Bassett MD, Schuetze SM, Disteche C, Norwood TH, Swisshelm K, Chen X, et al. Deep-seated, well differentiated lipomatous tumors of the chest wall and extremities: the role of cytogenetics in classification and prognostication. Cancer. 2005;103(2):409–16.
Coindre JM, Pedeutour F, Aurias A. Well-differentiated and dedifferentiated liposarcomas. Virchows Arch. 2010;456(2):167–79.
Raskov H, Orhan A, Christensen JP, Gogenur I. Cytotoxic CD8(+) T cells in cancer and cancer immunotherapy. Br J Cancer. 2021;124(2):359–67.
Teng MW, Ngiow SF, Ribas A, Smyth MJ. Classifying cancers based on T-cell infiltration and PD-L1. Cancer Res. 2015;75(11):2139–45.
Zhang Y, Chen Y, Papakonstantinou A, Tsagkozis P, Linder-Stragliotto C, Haglund F. Evaluation of PD-L1 expression in undifferentiated pleomorphic sarcomas, liposarcomas and chondrosarcomas. Biomolecules. 2022;12(2):292.
Tawbi HA, Burgess M, Bolejack V, Van Tine BA, Schuetze SM, Hu J, et al. Pembrolizumab in advanced soft-tissue sarcoma and bone sarcoma (SARC028): a multicentre, two-cohort, single-arm, open-label, phase 2 trial. Lancet Oncol. 2017;18(11):1493–501.
Keung EZ, Lazar AJ, Torres KE, Wang WL, Cormier JN, Ashleigh Guadagnolo B, et al. Phase II study of neoadjuvant checkpoint blockade in patients with surgically resectable undifferentiated pleomorphic sarcoma and dedifferentiated liposarcoma. BMC Cancer. 2018;18(1):913.
We would like to thank Editage (www.editage.com) for English language editing.

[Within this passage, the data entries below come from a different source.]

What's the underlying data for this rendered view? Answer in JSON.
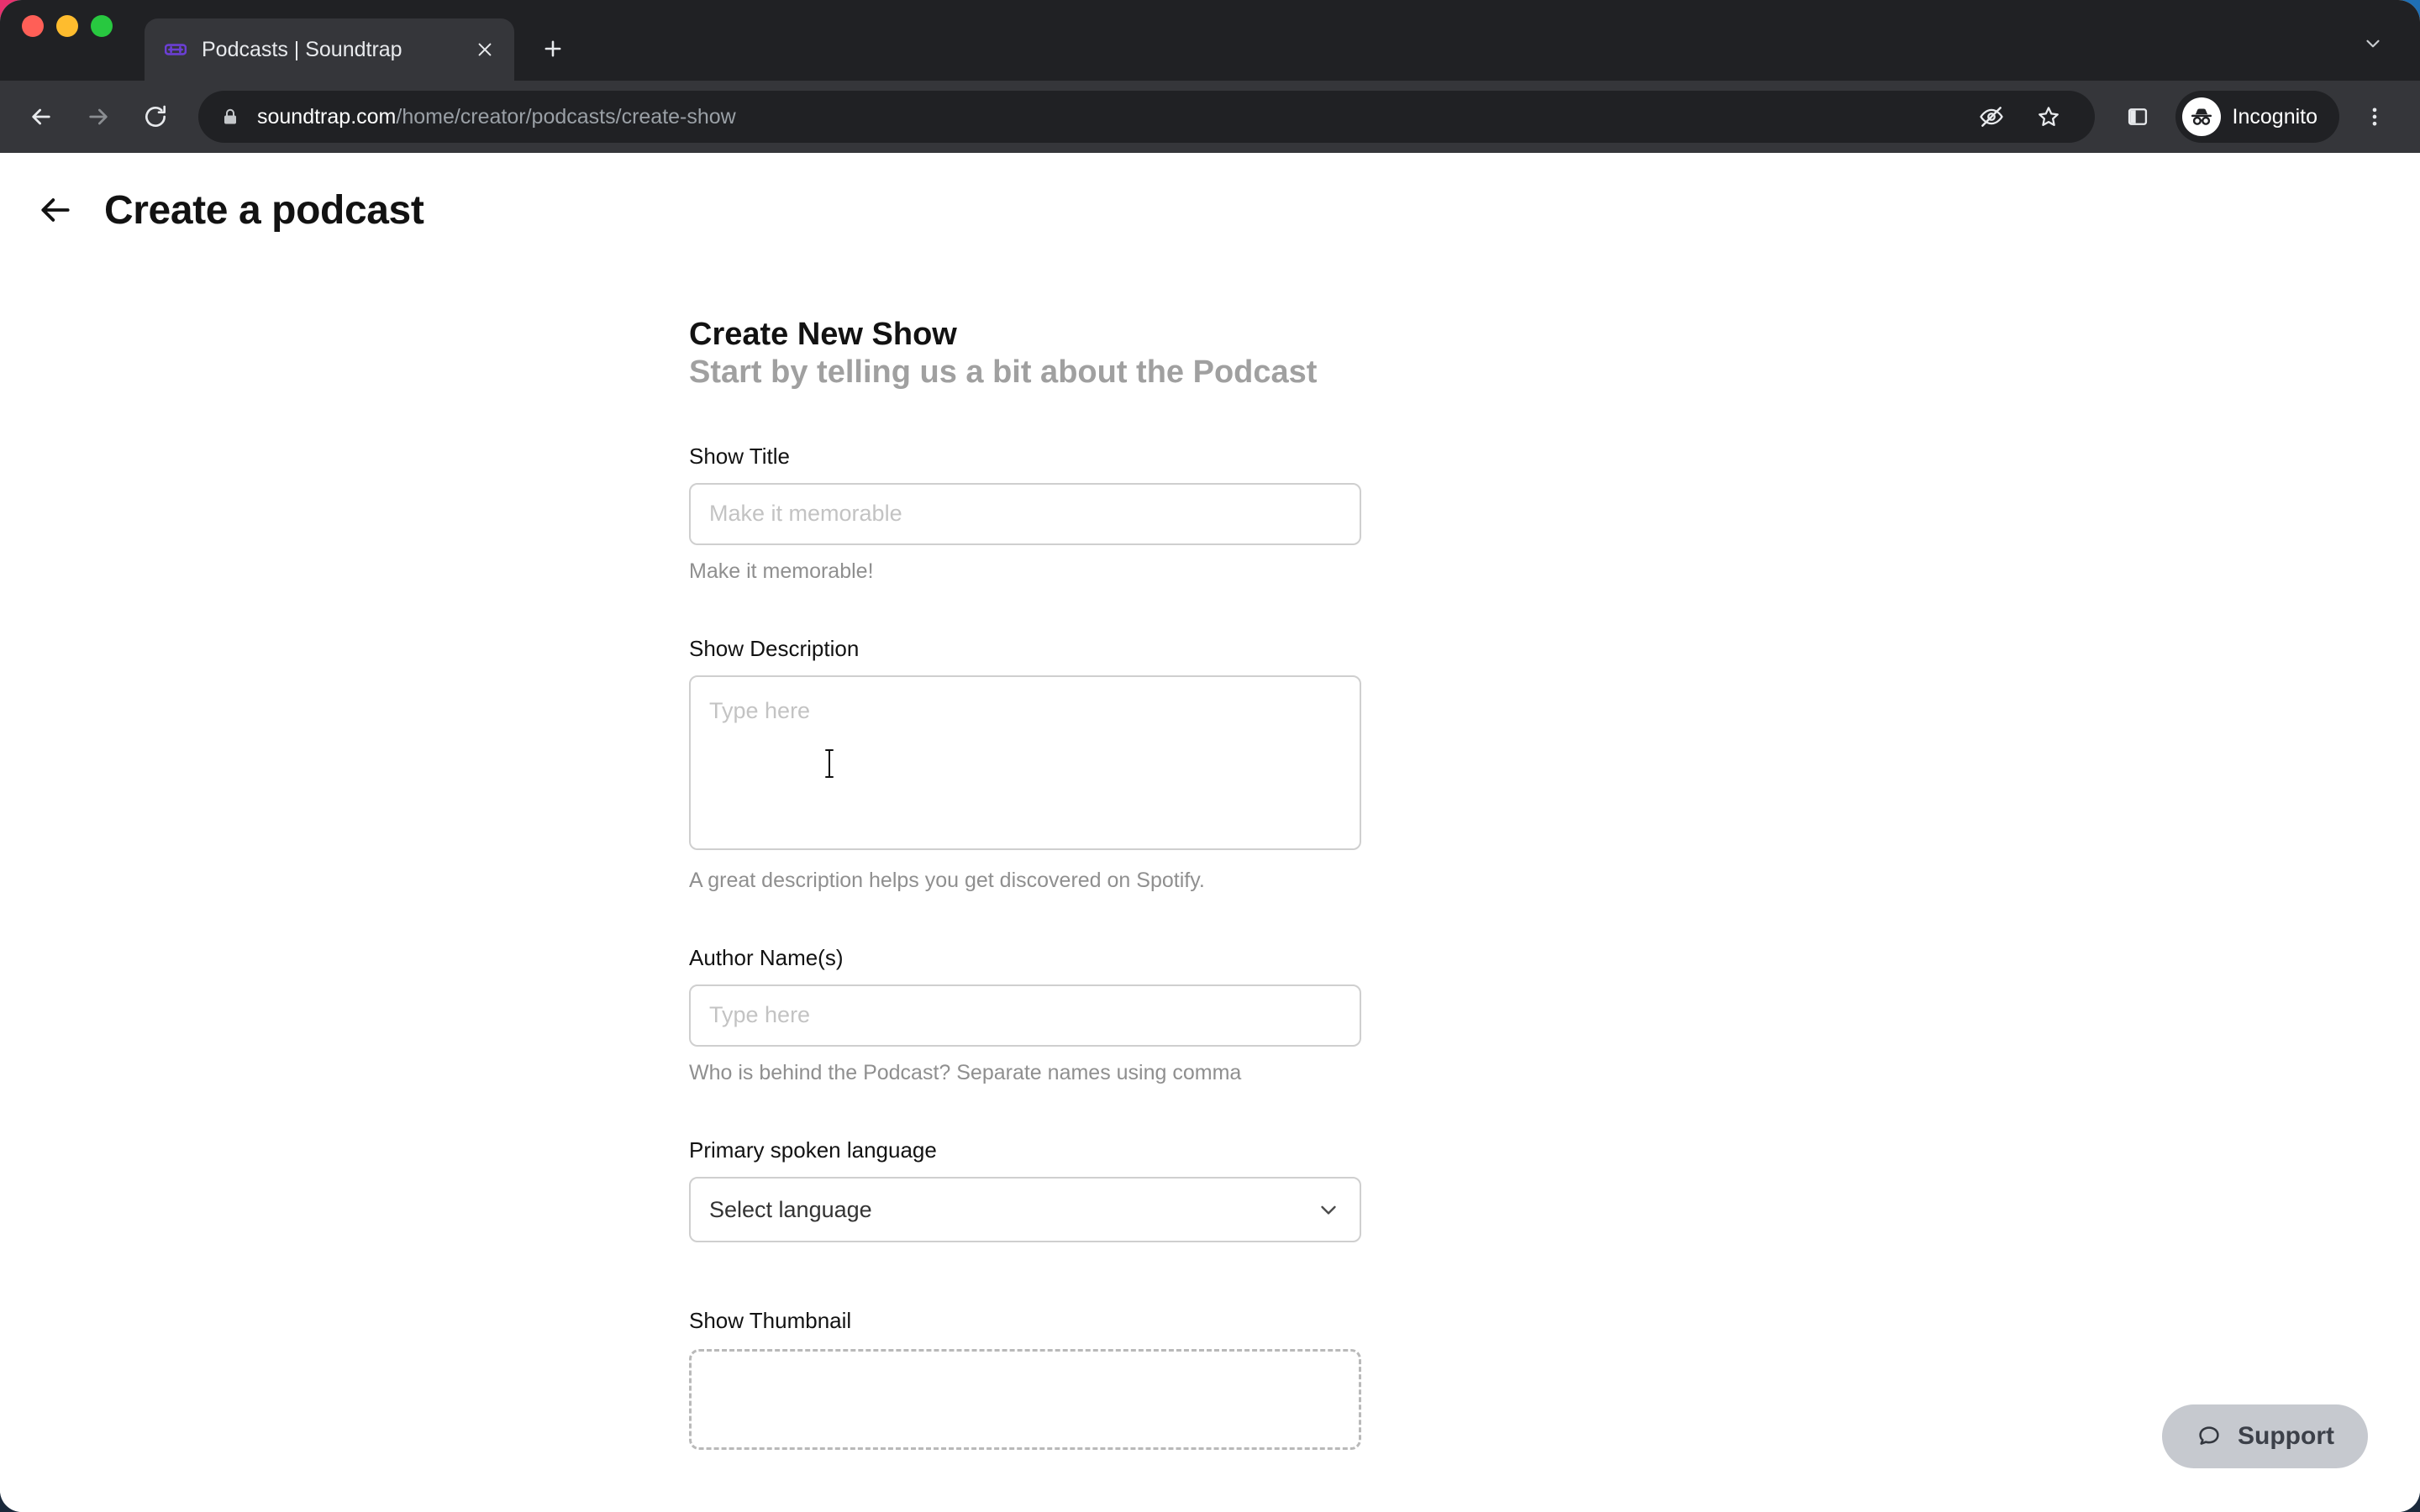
{
  "browser": {
    "tab": {
      "title": "Podcasts | Soundtrap",
      "favicon_name": "soundtrap-favicon",
      "close_label": "×"
    },
    "new_tab_label": "+",
    "tabstrip_menu_name": "tab-list-chevron-icon",
    "toolbar": {
      "back_name": "back-icon",
      "forward_name": "forward-icon",
      "reload_name": "reload-icon",
      "lock_name": "lock-icon",
      "url_host": "soundtrap.com",
      "url_path": "/home/creator/podcasts/create-show",
      "tracking_protection_name": "eye-off-icon",
      "bookmark_name": "star-icon",
      "side_panel_name": "side-panel-icon",
      "profile_label": "Incognito",
      "profile_icon_name": "incognito-icon",
      "menu_name": "three-dot-menu-icon"
    },
    "colors": {
      "tabstrip_bg": "#202124",
      "toolbar_bg": "#35363a",
      "omnibox_bg": "#202124",
      "tab_active_bg": "#35363a",
      "text_primary": "#e8eaed",
      "text_secondary": "#9aa0a6"
    }
  },
  "page": {
    "header": {
      "back_icon_name": "back-arrow-icon",
      "title": "Create a podcast"
    },
    "form": {
      "heading": "Create New Show",
      "subheading": "Start by telling us a bit about the Podcast",
      "fields": [
        {
          "label": "Show Title",
          "placeholder": "Make it memorable",
          "value": "",
          "helper": "Make it memorable!"
        },
        {
          "label": "Show Description",
          "placeholder": "Type here",
          "value": "",
          "helper": "A great description helps you get discovered on Spotify."
        },
        {
          "label": "Author Name(s)",
          "placeholder": "Type here",
          "value": "",
          "helper": "Who is behind the Podcast? Separate names using comma"
        }
      ],
      "language": {
        "label": "Primary spoken language",
        "selected": "Select language",
        "chevron_name": "chevron-down-icon"
      },
      "thumbnail": {
        "label": "Show Thumbnail"
      }
    },
    "support": {
      "label": "Support",
      "icon_name": "chat-bubble-icon",
      "bg_color": "#c6c9cf"
    },
    "colors": {
      "page_bg": "#ffffff",
      "text_primary": "#121212",
      "text_muted": "#8f8f8f",
      "subheading": "#a0a0a0",
      "input_border": "#cfcfcf",
      "placeholder": "#c3c3c3"
    }
  }
}
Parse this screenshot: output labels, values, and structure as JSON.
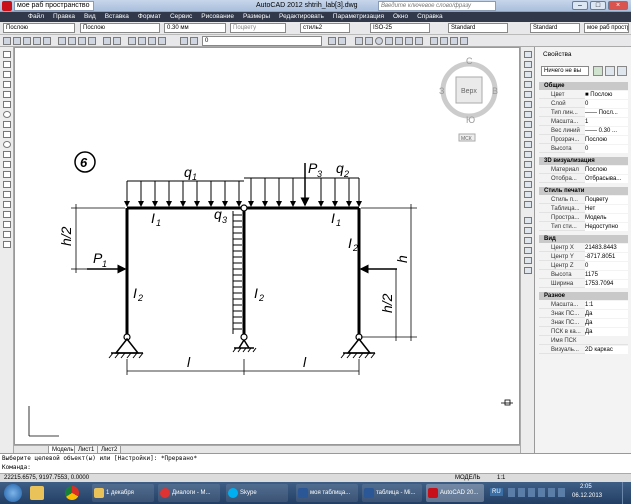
{
  "title_bar": {
    "tab1": "мое раб пространство",
    "app_title": "AutoCAD 2012  shtrih_lab[3].dwg",
    "search_placeholder": "Введите ключевое слово/фразу"
  },
  "menu": [
    "Файл",
    "Правка",
    "Вид",
    "Вставка",
    "Формат",
    "Сервис",
    "Рисование",
    "Размеры",
    "Редактировать",
    "Параметризация",
    "Окно",
    "Справка"
  ],
  "toolbar1": {
    "layer": "Послою",
    "linetype": "Послою",
    "lineweight": "0.30 мм",
    "plotstyle": "Поцвету",
    "textstyle": "стиль2",
    "dimstyle": "ISO-25",
    "tablestyle": "Standard",
    "mleaderstyle": "Standard",
    "workspace": "мое раб простр"
  },
  "toolbar2": {
    "layer_value": "0"
  },
  "viewcube": {
    "north": "С",
    "south": "Ю",
    "west": "З",
    "east": "В",
    "face": "Верх",
    "ucs": "МСК"
  },
  "drawing": {
    "problem_number": "6",
    "q1": "q",
    "q1_sub": "1",
    "q2": "q",
    "q2_sub": "2",
    "q3": "q",
    "q3_sub": "3",
    "P1": "P",
    "P1_sub": "1",
    "P3": "P",
    "P3_sub": "3",
    "I1a": "I",
    "I1a_sub": "1",
    "I1b": "I",
    "I1b_sub": "1",
    "I2a": "I",
    "I2a_sub": "2",
    "I2b": "I",
    "I2b_sub": "2",
    "I2c": "I",
    "I2c_sub": "2",
    "dim_h_left": "h/2",
    "dim_h_right": "h",
    "dim_h2_right": "h/2",
    "dim_l1": "l",
    "dim_l2": "l"
  },
  "properties": {
    "title": "Свойства",
    "selection": "Ничего не вы",
    "sections": [
      {
        "name": "Общие",
        "rows": [
          {
            "k": "Цвет",
            "v": "■ Послою"
          },
          {
            "k": "Слой",
            "v": "0"
          },
          {
            "k": "Тип лин...",
            "v": "—— Посл..."
          },
          {
            "k": "Масшта...",
            "v": "1"
          },
          {
            "k": "Вес линий",
            "v": "—— 0.30 ..."
          },
          {
            "k": "Прозрач...",
            "v": "Послою"
          },
          {
            "k": "Высота",
            "v": "0"
          }
        ]
      },
      {
        "name": "3D визуализация",
        "rows": [
          {
            "k": "Материал",
            "v": "Послою"
          },
          {
            "k": "Отобра...",
            "v": "Отбрасыва..."
          }
        ]
      },
      {
        "name": "Стиль печати",
        "rows": [
          {
            "k": "Стиль п...",
            "v": "Поцвету"
          },
          {
            "k": "Таблица...",
            "v": "Нет"
          },
          {
            "k": "Простра...",
            "v": "Модель"
          },
          {
            "k": "Тип сти...",
            "v": "Недоступно"
          }
        ]
      },
      {
        "name": "Вид",
        "rows": [
          {
            "k": "Центр X",
            "v": "21483.8443"
          },
          {
            "k": "Центр Y",
            "v": "-8717.8051"
          },
          {
            "k": "Центр Z",
            "v": "0"
          },
          {
            "k": "Высота",
            "v": "1175"
          },
          {
            "k": "Ширина",
            "v": "1753.7094"
          }
        ]
      },
      {
        "name": "Разное",
        "rows": [
          {
            "k": "Масшта...",
            "v": "1:1"
          },
          {
            "k": "Знак ПС...",
            "v": "Да"
          },
          {
            "k": "Знак ПС...",
            "v": "Да"
          },
          {
            "k": "ПСК в ка...",
            "v": "Да"
          },
          {
            "k": "Имя ПСК",
            "v": ""
          },
          {
            "k": "Визуаль...",
            "v": "2D каркас"
          }
        ]
      }
    ]
  },
  "layout_tabs": [
    "Модель",
    "Лист1",
    "Лист2"
  ],
  "command": {
    "history": "Выберите целевой объект(ы) или [Настройки]: *Прервано*",
    "prompt": "Команда:"
  },
  "status": {
    "coords": "22215.6575, 9197.7553, 0.0000",
    "model": "МОДЕЛЬ",
    "scale": "1:1"
  },
  "taskbar": {
    "items": [
      "1 декабря",
      "Диалоги - М...",
      "Skype",
      "моя таблица...",
      "таблица - Mi...",
      "AutoCAD 20..."
    ],
    "lang": "RU",
    "time": "2:05",
    "date": "06.12.2013"
  },
  "colors": {
    "accent": "#30384a",
    "taskbar": "#2b4a75",
    "autocad_red": "#c8101a"
  }
}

The authors declare that they have no disclosure of financial interests.
Ethics approval and consent to participate
Consent for publication
Consent to publish was obtained from the patient reported in this study.
The authors have no competing interests to declare.
Springer Nature remains neutral with regard to jurisdictional claims in published maps and institutional affiliations.
About this article
Cite this article
Itagaki, Y., Fukunaga, A., Takano, H. et al. Dedifferentiated liposarcoma primary to the chest wall with spontaneous shrinking: report of a case. surg case rep 9, 26 (2023). https://doi.org/10.1186/s40792-023-01606-x